TASK OBJECTIVE => The entries that follow need to be printed exactly as they are, minus any pictures.

INPUT FOR THIS TASK =>
►
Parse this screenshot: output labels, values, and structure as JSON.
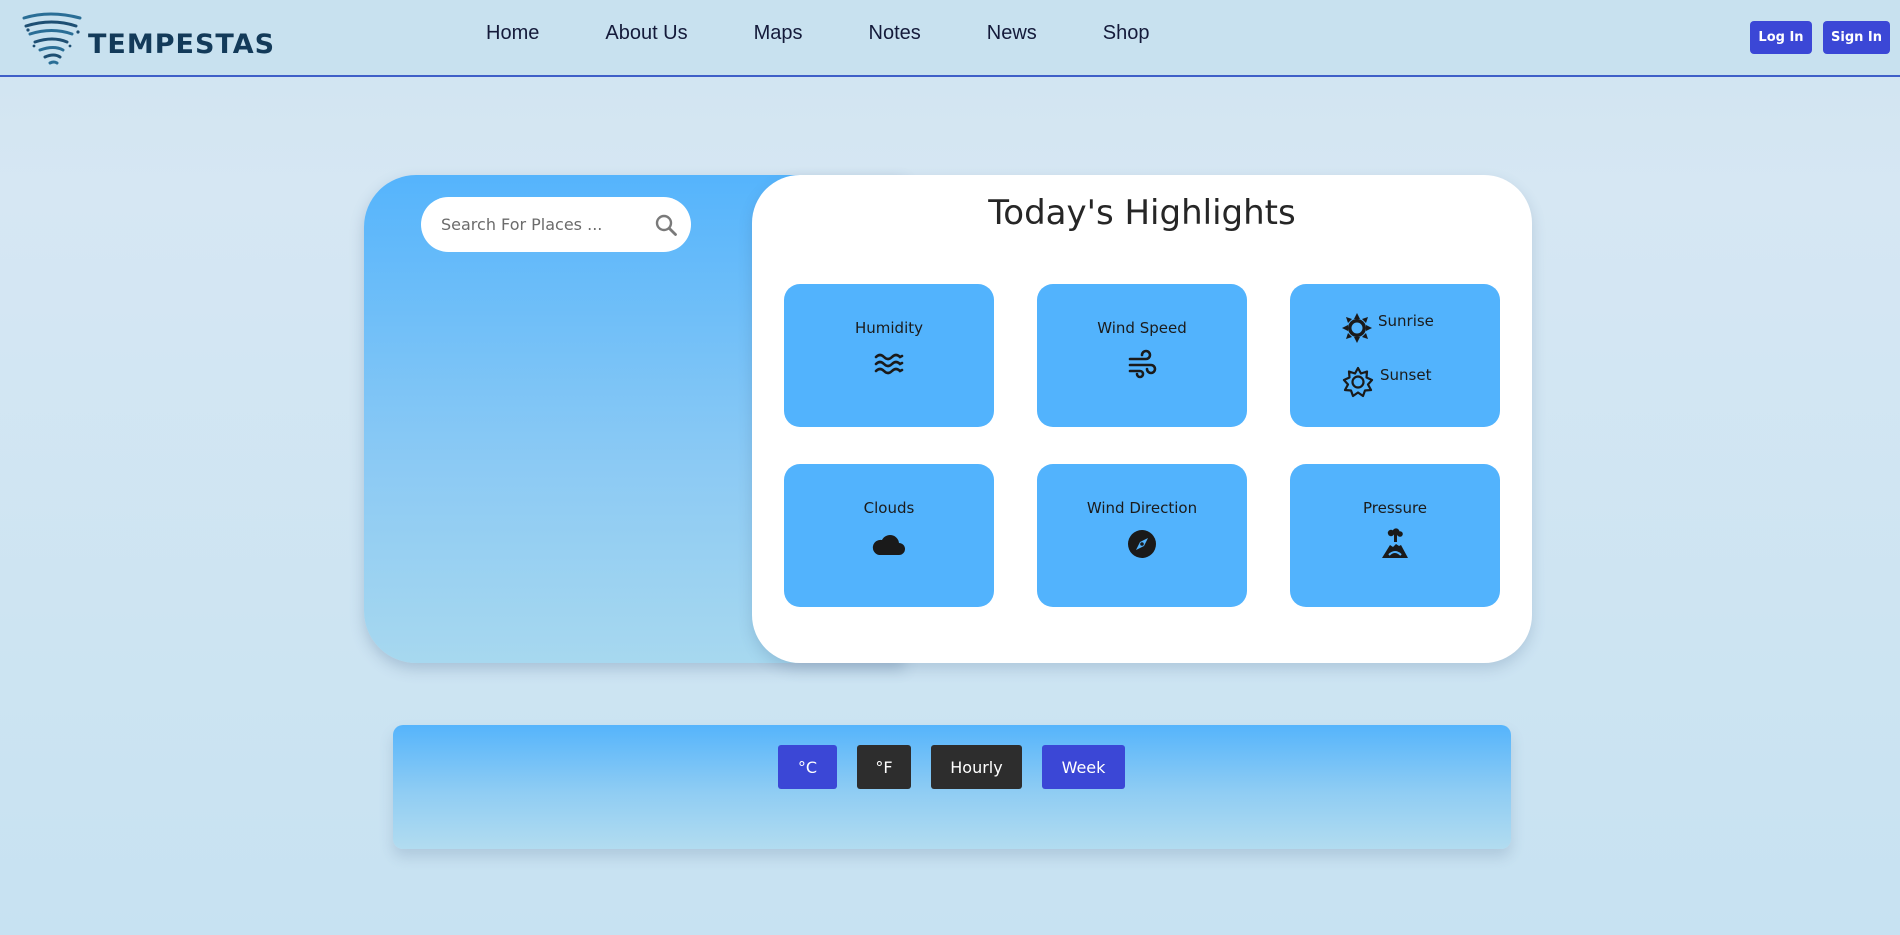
{
  "brand": {
    "name": "TEMPESTAS",
    "icon": "tornado-icon"
  },
  "nav": {
    "items": [
      {
        "label": "Home"
      },
      {
        "label": "About Us"
      },
      {
        "label": "Maps"
      },
      {
        "label": "Notes"
      },
      {
        "label": "News"
      },
      {
        "label": "Shop"
      }
    ]
  },
  "auth": {
    "login_label": "Log In",
    "signin_label": "Sign In"
  },
  "search": {
    "placeholder": "Search For Places ...",
    "value": "",
    "icon": "search-icon"
  },
  "highlights": {
    "title": "Today's Highlights",
    "tiles": [
      {
        "label": "Humidity",
        "icon": "water-waves-icon"
      },
      {
        "label": "Wind Speed",
        "icon": "wind-icon"
      },
      {
        "sunrise_label": "Sunrise",
        "sunset_label": "Sunset",
        "sunrise_icon": "sun-icon",
        "sunset_icon": "sun-outline-icon"
      },
      {
        "label": "Clouds",
        "icon": "cloud-icon"
      },
      {
        "label": "Wind Direction",
        "icon": "compass-icon"
      },
      {
        "label": "Pressure",
        "icon": "volcano-icon"
      }
    ]
  },
  "controls": {
    "celsius_label": "°C",
    "fahrenheit_label": "°F",
    "hourly_label": "Hourly",
    "week_label": "Week"
  },
  "colors": {
    "accent": "#3b47d6",
    "tile": "#52b3fd",
    "dark_button": "#2d2d2d",
    "header_bg": "#c8e1ef"
  }
}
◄
REPLY =>
Parse this screenshot: output labels, values, and structure as JSON.
{
  "brand": {
    "name": "TEMPESTAS",
    "icon": "tornado-icon"
  },
  "nav": {
    "items": [
      {
        "label": "Home"
      },
      {
        "label": "About Us"
      },
      {
        "label": "Maps"
      },
      {
        "label": "Notes"
      },
      {
        "label": "News"
      },
      {
        "label": "Shop"
      }
    ]
  },
  "auth": {
    "login_label": "Log In",
    "signin_label": "Sign In"
  },
  "search": {
    "placeholder": "Search For Places ...",
    "value": "",
    "icon": "search-icon"
  },
  "highlights": {
    "title": "Today's Highlights",
    "tiles": [
      {
        "label": "Humidity",
        "icon": "water-waves-icon"
      },
      {
        "label": "Wind Speed",
        "icon": "wind-icon"
      },
      {
        "sunrise_label": "Sunrise",
        "sunset_label": "Sunset",
        "sunrise_icon": "sun-icon",
        "sunset_icon": "sun-outline-icon"
      },
      {
        "label": "Clouds",
        "icon": "cloud-icon"
      },
      {
        "label": "Wind Direction",
        "icon": "compass-icon"
      },
      {
        "label": "Pressure",
        "icon": "volcano-icon"
      }
    ]
  },
  "controls": {
    "celsius_label": "°C",
    "fahrenheit_label": "°F",
    "hourly_label": "Hourly",
    "week_label": "Week"
  },
  "colors": {
    "accent": "#3b47d6",
    "tile": "#52b3fd",
    "dark_button": "#2d2d2d",
    "header_bg": "#c8e1ef"
  }
}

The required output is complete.